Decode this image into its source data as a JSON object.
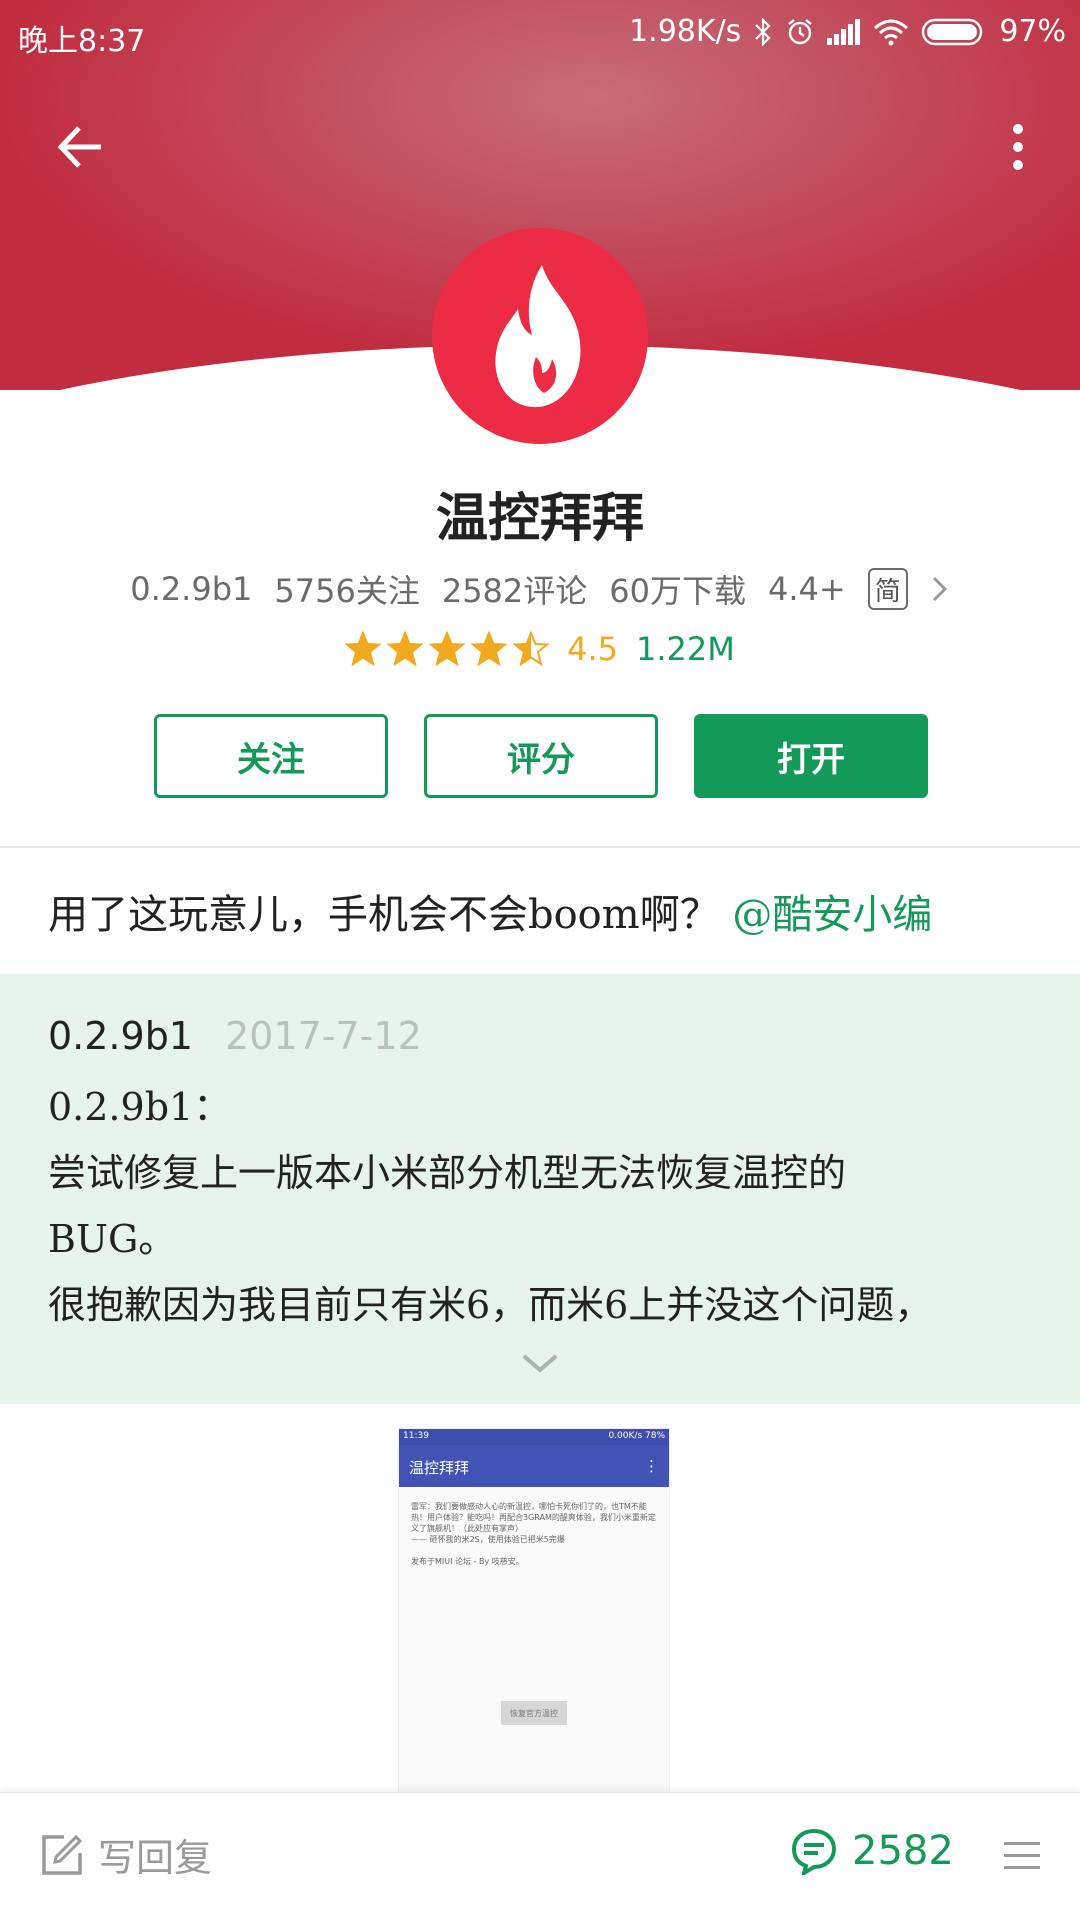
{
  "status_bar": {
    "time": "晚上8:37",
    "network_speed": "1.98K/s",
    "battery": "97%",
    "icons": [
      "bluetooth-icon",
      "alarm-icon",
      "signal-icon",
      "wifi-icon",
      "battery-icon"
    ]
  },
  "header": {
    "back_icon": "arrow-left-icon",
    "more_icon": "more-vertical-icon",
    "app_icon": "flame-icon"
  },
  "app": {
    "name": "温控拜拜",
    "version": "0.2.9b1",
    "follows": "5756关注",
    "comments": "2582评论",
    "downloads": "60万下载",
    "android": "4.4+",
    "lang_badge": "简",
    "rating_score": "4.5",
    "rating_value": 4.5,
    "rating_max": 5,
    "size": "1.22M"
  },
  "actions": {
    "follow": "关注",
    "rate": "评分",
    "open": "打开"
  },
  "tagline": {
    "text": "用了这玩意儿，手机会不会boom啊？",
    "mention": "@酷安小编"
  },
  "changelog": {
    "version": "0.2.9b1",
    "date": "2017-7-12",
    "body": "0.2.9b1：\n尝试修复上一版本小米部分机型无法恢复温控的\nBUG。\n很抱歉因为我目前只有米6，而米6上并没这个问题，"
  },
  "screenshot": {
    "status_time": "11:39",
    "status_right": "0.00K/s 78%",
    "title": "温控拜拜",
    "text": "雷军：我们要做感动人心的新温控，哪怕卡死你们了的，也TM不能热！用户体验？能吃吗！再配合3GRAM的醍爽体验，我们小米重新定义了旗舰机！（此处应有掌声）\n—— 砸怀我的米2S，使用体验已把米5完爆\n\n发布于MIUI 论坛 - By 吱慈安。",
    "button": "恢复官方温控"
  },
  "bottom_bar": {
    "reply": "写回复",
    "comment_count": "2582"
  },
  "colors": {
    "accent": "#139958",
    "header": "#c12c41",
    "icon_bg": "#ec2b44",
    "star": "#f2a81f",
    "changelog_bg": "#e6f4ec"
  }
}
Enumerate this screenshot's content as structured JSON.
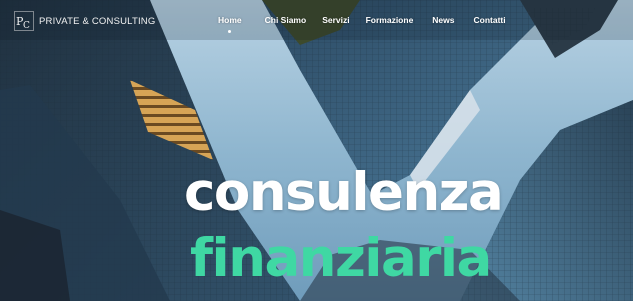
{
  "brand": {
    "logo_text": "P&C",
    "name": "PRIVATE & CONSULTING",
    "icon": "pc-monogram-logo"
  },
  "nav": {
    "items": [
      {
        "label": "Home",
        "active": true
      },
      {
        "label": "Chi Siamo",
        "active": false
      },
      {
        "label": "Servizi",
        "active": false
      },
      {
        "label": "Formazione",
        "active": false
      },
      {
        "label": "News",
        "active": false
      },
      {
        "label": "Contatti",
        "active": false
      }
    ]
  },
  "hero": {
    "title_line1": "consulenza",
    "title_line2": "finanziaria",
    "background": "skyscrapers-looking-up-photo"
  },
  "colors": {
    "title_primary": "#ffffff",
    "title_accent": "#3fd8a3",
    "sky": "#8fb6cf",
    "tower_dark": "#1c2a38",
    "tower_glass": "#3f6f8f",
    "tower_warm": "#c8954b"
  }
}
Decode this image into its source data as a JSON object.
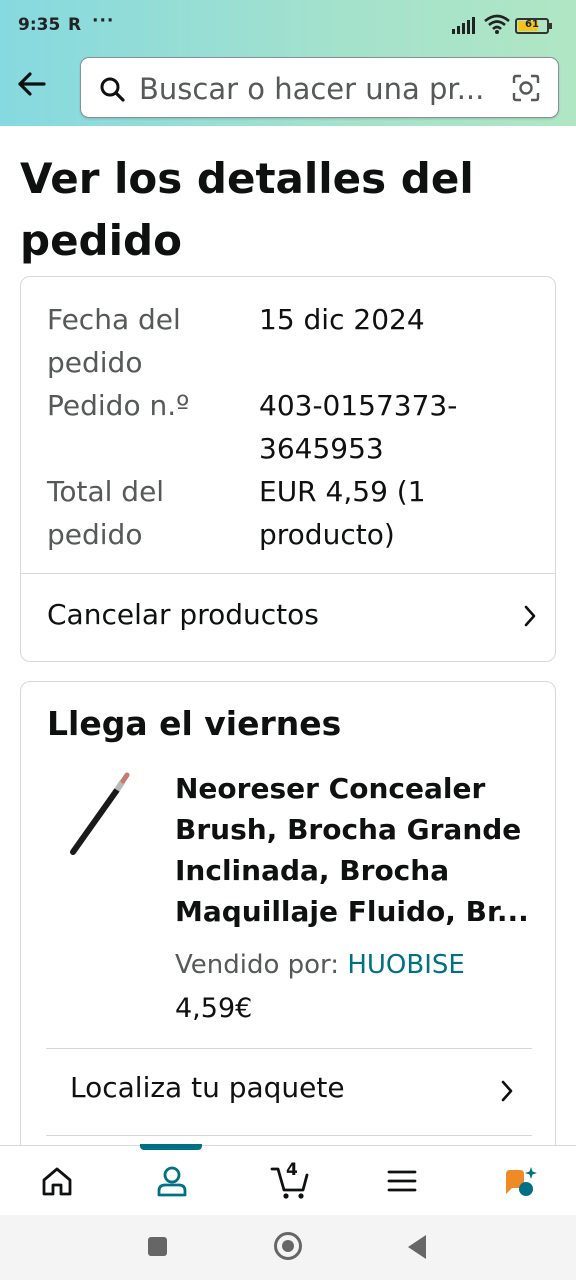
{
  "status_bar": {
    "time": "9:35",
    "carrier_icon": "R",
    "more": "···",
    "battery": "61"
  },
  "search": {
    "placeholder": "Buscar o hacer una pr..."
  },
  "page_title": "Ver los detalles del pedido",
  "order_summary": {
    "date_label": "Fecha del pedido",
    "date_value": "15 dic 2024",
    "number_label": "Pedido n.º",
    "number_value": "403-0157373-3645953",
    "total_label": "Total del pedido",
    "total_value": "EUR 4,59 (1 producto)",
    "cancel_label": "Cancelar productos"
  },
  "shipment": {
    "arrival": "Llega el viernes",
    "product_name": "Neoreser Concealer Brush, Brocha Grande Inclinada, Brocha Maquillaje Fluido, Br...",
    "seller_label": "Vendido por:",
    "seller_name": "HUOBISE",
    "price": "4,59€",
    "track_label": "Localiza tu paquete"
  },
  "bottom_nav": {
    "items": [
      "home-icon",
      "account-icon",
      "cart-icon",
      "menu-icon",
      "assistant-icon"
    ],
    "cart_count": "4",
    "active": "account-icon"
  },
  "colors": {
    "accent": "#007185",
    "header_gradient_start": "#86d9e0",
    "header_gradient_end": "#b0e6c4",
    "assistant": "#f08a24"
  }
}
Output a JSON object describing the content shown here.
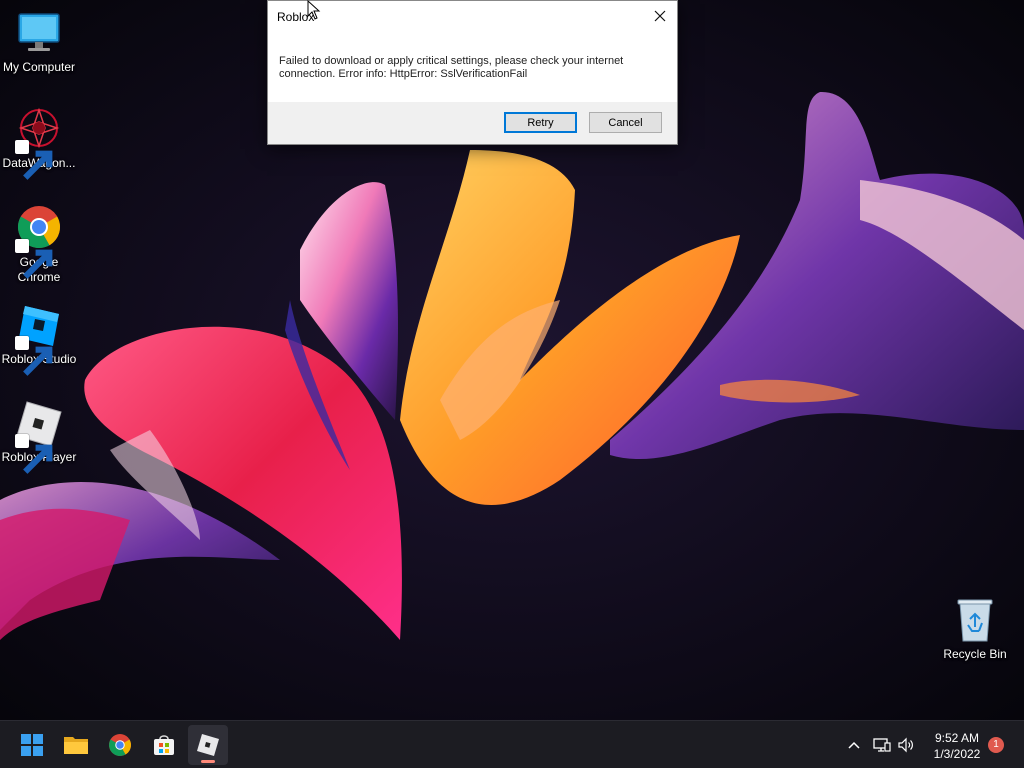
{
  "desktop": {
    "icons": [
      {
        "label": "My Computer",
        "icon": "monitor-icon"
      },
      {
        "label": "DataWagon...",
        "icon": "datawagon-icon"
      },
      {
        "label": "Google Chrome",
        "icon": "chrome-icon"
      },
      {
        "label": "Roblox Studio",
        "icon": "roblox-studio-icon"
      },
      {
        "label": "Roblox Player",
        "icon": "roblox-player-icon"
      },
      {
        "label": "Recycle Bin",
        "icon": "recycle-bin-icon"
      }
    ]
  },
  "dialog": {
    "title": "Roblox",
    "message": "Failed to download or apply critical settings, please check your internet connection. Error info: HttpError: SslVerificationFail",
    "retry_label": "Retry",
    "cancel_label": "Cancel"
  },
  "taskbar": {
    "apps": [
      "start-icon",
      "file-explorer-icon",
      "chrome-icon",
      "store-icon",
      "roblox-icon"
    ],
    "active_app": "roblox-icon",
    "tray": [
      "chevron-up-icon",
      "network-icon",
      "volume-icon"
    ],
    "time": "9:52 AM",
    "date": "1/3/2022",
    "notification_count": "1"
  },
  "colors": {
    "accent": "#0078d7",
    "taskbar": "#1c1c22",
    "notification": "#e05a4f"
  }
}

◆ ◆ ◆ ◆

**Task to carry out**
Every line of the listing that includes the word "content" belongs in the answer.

**Task solution**
Enumerate this screenshot's content as structured JSON.
Output a JSON object describing the content shown here.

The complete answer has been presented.